INSTRUCTIONS TO FOLLOW
Scan the entries below for the word "icon", then copy each line that holds it.

*** Begin section ***

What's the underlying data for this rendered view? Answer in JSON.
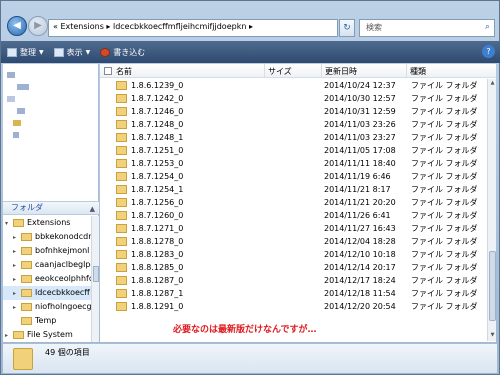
{
  "address_bar": {
    "back_label": "◀",
    "forward_label": "▶",
    "path": "« Extensions ▸ ldcecbkkoecffmfljeihcmifjjdoepkn ▸",
    "search_placeholder": "検索"
  },
  "toolbar": {
    "organize": "整理",
    "view": "表示",
    "burn": "書き込む"
  },
  "sidebar": {
    "header": "フォルダ",
    "tree": [
      {
        "label": "Extensions",
        "arrow": "▾"
      },
      {
        "label": "bbkekonodcdm",
        "arrow": "▸"
      },
      {
        "label": "bofnhkejmonl",
        "arrow": "▸"
      },
      {
        "label": "caanjaclbeglpo",
        "arrow": "▸"
      },
      {
        "label": "eeokceolphhfc",
        "arrow": "▸"
      },
      {
        "label": "ldcecbkkoecff",
        "arrow": "▸"
      },
      {
        "label": "niofholngoecg",
        "arrow": "▸"
      },
      {
        "label": "Temp",
        "arrow": ""
      },
      {
        "label": "File System",
        "arrow": "▸"
      }
    ]
  },
  "columns": {
    "name": "名前",
    "size": "サイズ",
    "date": "更新日時",
    "type": "種類"
  },
  "files": [
    {
      "name": "1.8.6.1239_0",
      "date": "2014/10/24 12:37",
      "type": "ファイル フォルダ"
    },
    {
      "name": "1.8.7.1242_0",
      "date": "2014/10/30 12:57",
      "type": "ファイル フォルダ"
    },
    {
      "name": "1.8.7.1246_0",
      "date": "2014/10/31 12:59",
      "type": "ファイル フォルダ"
    },
    {
      "name": "1.8.7.1248_0",
      "date": "2014/11/03 23:26",
      "type": "ファイル フォルダ"
    },
    {
      "name": "1.8.7.1248_1",
      "date": "2014/11/03 23:27",
      "type": "ファイル フォルダ"
    },
    {
      "name": "1.8.7.1251_0",
      "date": "2014/11/05 17:08",
      "type": "ファイル フォルダ"
    },
    {
      "name": "1.8.7.1253_0",
      "date": "2014/11/11 18:40",
      "type": "ファイル フォルダ"
    },
    {
      "name": "1.8.7.1254_0",
      "date": "2014/11/19 6:46",
      "type": "ファイル フォルダ"
    },
    {
      "name": "1.8.7.1254_1",
      "date": "2014/11/21 8:17",
      "type": "ファイル フォルダ"
    },
    {
      "name": "1.8.7.1256_0",
      "date": "2014/11/21 20:20",
      "type": "ファイル フォルダ"
    },
    {
      "name": "1.8.7.1260_0",
      "date": "2014/11/26 6:41",
      "type": "ファイル フォルダ"
    },
    {
      "name": "1.8.7.1271_0",
      "date": "2014/11/27 16:43",
      "type": "ファイル フォルダ"
    },
    {
      "name": "1.8.8.1278_0",
      "date": "2014/12/04 18:28",
      "type": "ファイル フォルダ"
    },
    {
      "name": "1.8.8.1283_0",
      "date": "2014/12/10 10:18",
      "type": "ファイル フォルダ"
    },
    {
      "name": "1.8.8.1285_0",
      "date": "2014/12/14 20:17",
      "type": "ファイル フォルダ"
    },
    {
      "name": "1.8.8.1287_0",
      "date": "2014/12/17 18:24",
      "type": "ファイル フォルダ"
    },
    {
      "name": "1.8.8.1287_1",
      "date": "2014/12/18 11:54",
      "type": "ファイル フォルダ"
    },
    {
      "name": "1.8.8.1291_0",
      "date": "2014/12/20 20:54",
      "type": "ファイル フォルダ"
    }
  ],
  "annotation": "必要なのは最新版だけなんですが…",
  "status": {
    "item_count": "49 個の項目"
  }
}
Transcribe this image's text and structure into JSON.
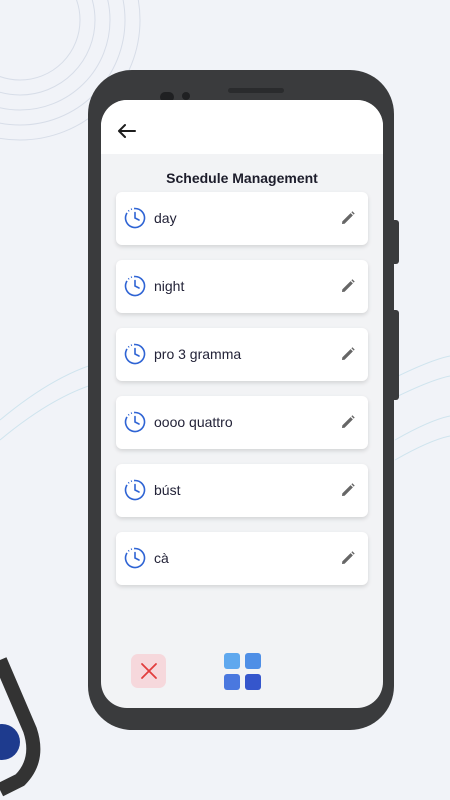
{
  "header": {
    "back_icon": "arrow-left-icon"
  },
  "page": {
    "title": "Schedule Management"
  },
  "schedules": [
    {
      "name": "day"
    },
    {
      "name": "night"
    },
    {
      "name": "pro 3 gramma"
    },
    {
      "name": "oooo quattro"
    },
    {
      "name": "búst"
    },
    {
      "name": "cà"
    }
  ],
  "bottom_bar": {
    "close_icon": "close-x-icon",
    "grid_icon": "grid-icon"
  },
  "colors": {
    "accent": "#2f64d4",
    "close_bg": "#f6d8dc",
    "close_x": "#e23d3d",
    "phone": "#3a3b3d",
    "background": "#f1f3f8"
  }
}
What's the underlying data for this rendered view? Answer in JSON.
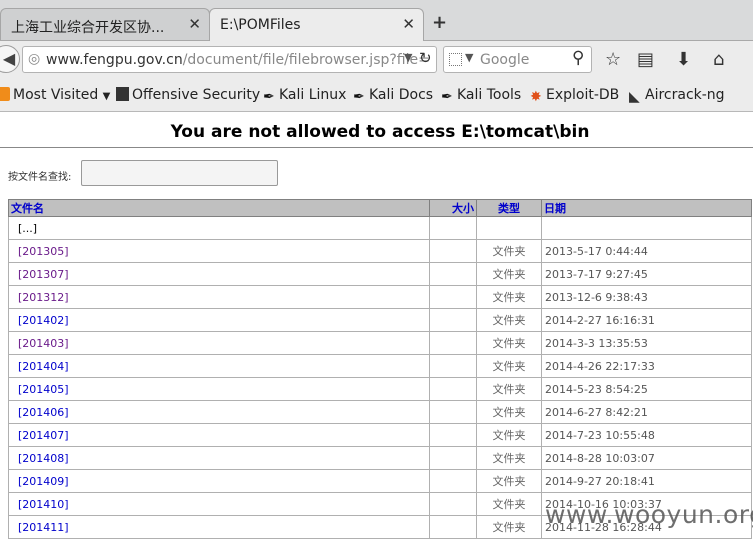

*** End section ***

WORKED SOLUTION
    "back_icon": "arrow-left-icon"
    "close_icon": "close-x-icon",
    "grid_icon": "grid-icon"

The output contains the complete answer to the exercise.